> [What you should do]: Only the lines with the string "JSON" are needed; return each of them from the entries below.

[Element data from apps and pages]
/---

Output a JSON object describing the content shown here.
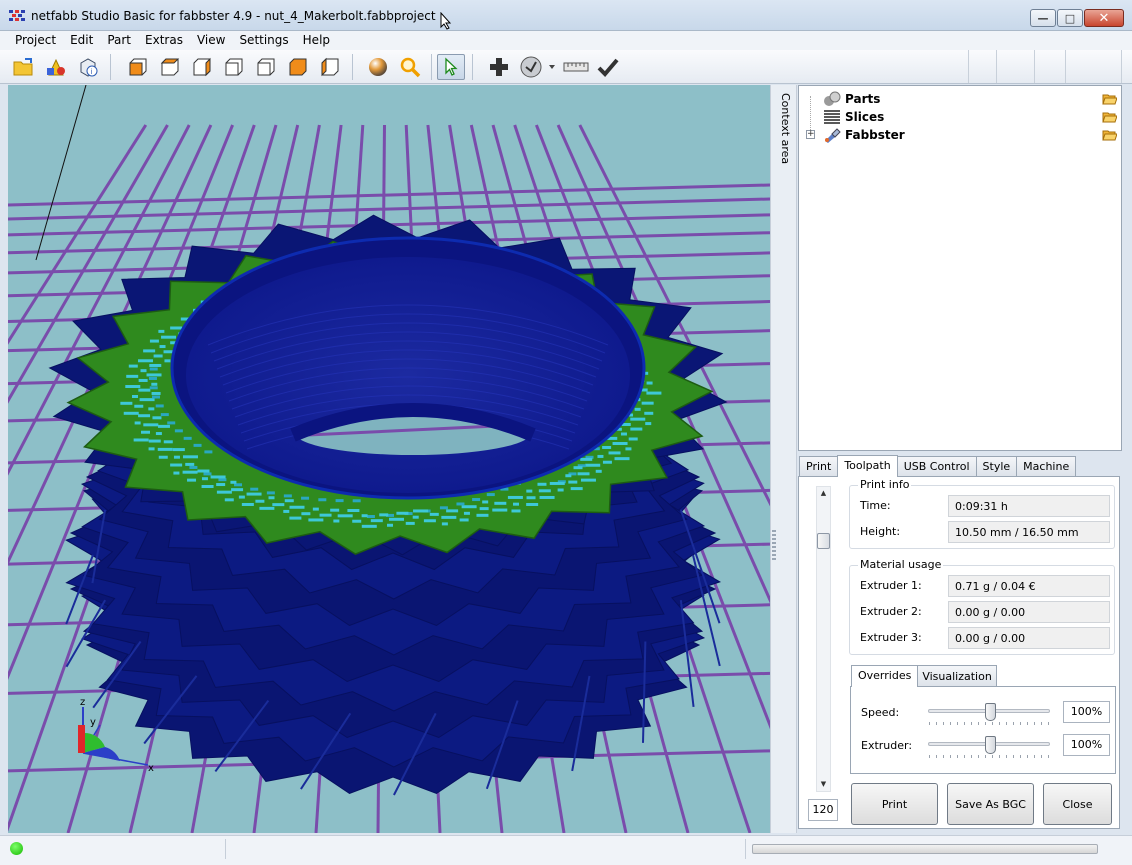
{
  "window": {
    "title": "netfabb Studio Basic for fabbster 4.9 - nut_4_Makerbolt.fabbproject",
    "minimize_glyph": "—",
    "maximize_glyph": "□",
    "close_glyph": "✕"
  },
  "menu": [
    "Project",
    "Edit",
    "Part",
    "Extras",
    "View",
    "Settings",
    "Help"
  ],
  "toolbar_icons": [
    "open-project-icon",
    "add-part-icon",
    "part-info-icon",
    "view-front-icon",
    "view-back-icon",
    "view-left-icon",
    "view-right-icon",
    "view-top-icon",
    "view-bottom-icon",
    "view-perspective-icon",
    "render-sphere-icon",
    "zoom-icon",
    "select-arrow-icon",
    "add-icon",
    "repair-icon",
    "measure-icon",
    "checkmark-icon"
  ],
  "viewport": {
    "axis_x": "x",
    "axis_y": "y",
    "axis_z": "z"
  },
  "context_area_label": "Context area",
  "tree": {
    "items": [
      {
        "label": "Parts",
        "icon": "parts-icon"
      },
      {
        "label": "Slices",
        "icon": "slices-icon"
      },
      {
        "label": "Fabbster",
        "icon": "fabbster-icon",
        "expand": "+"
      }
    ]
  },
  "tabs": [
    "Print",
    "Toolpath",
    "USB Control",
    "Style",
    "Machine"
  ],
  "active_tab": "Toolpath",
  "print_info": {
    "title": "Print info",
    "time_label": "Time:",
    "time_value": "0:09:31 h",
    "height_label": "Height:",
    "height_value": "10.50 mm / 16.50 mm"
  },
  "material_usage": {
    "title": "Material usage",
    "extruders": [
      {
        "label": "Extruder 1:",
        "value": "0.71 g / 0.04 €"
      },
      {
        "label": "Extruder 2:",
        "value": "0.00 g / 0.00"
      },
      {
        "label": "Extruder 3:",
        "value": "0.00 g / 0.00"
      }
    ]
  },
  "override_tabs": [
    "Overrides",
    "Visualization"
  ],
  "overrides": {
    "speed_label": "Speed:",
    "speed_value": "100%",
    "speed_level": 0.5,
    "extruder_label": "Extruder:",
    "extruder_value": "100%",
    "extruder_level": 0.5
  },
  "layer_value": "120",
  "buttons": {
    "print": "Print",
    "save_bgc": "Save As BGC",
    "close": "Close"
  },
  "colors": {
    "model_blue": "#0a1a7d",
    "model_green": "#2f8a1e",
    "infill_cyan": "#3ec8d8",
    "grid_purple": "#7a4cab",
    "background": "#8dbfc8"
  }
}
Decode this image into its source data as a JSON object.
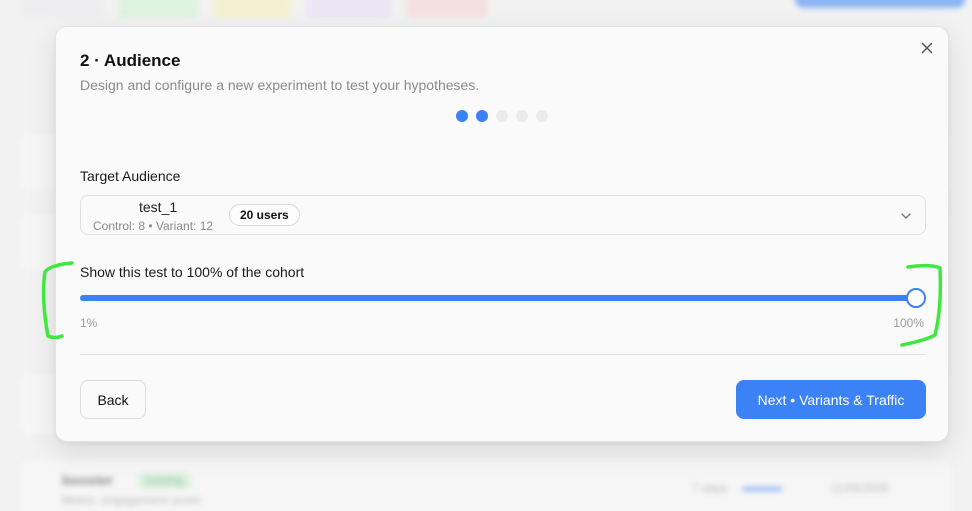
{
  "background": {
    "row_title": "booster",
    "row_badge": "running",
    "row_sub": "Metric: engagement score",
    "row_days": "7 days",
    "row_date": "11/05/2025"
  },
  "dialog": {
    "title": "2 · Audience",
    "subtitle": "Design and configure a new experiment to test your hypotheses.",
    "steps": {
      "total": 5,
      "current": 2
    },
    "target_audience": {
      "label": "Target Audience",
      "cohort_name": "test_1",
      "cohort_split": "Control: 8 • Variant: 12",
      "user_count": "20 users"
    },
    "exposure": {
      "label": "Show this test to 100% of the cohort",
      "min_label": "1%",
      "max_label": "100%",
      "value_percent": 100
    },
    "buttons": {
      "back": "Back",
      "next": "Next • Variants & Traffic"
    }
  },
  "colors": {
    "accent": "#3b82f6",
    "annotation": "#3ee83e"
  },
  "icons": {
    "close": "close-icon",
    "dropdown": "chevron-down-icon"
  }
}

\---

> [Solution to this problem]:
Output a JSON object describing the content shown here.
Decode this image into its source data as a JSON object.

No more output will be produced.